START Extracted records

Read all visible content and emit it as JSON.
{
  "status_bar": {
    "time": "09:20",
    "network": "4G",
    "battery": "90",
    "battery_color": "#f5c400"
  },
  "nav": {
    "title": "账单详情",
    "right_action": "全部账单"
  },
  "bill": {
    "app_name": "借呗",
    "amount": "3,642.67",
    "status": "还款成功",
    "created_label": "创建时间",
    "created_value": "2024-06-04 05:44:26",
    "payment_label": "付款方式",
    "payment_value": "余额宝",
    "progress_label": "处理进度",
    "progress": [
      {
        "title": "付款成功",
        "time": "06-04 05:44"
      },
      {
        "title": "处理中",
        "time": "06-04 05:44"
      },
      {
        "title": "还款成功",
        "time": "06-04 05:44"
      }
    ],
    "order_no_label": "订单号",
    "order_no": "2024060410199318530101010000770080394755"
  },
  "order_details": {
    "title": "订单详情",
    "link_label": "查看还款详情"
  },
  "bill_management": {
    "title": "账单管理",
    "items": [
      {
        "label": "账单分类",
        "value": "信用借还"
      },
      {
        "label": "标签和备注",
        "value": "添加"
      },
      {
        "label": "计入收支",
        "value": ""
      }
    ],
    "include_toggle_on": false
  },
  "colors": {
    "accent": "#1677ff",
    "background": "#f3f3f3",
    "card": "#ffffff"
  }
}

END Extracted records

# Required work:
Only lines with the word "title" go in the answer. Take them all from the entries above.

# Task solution:
    "title": "账单详情",
        "title": "付款成功",
        "title": "处理中",
        "title": "还款成功",
    "title": "订单详情",
    "title": "账单管理",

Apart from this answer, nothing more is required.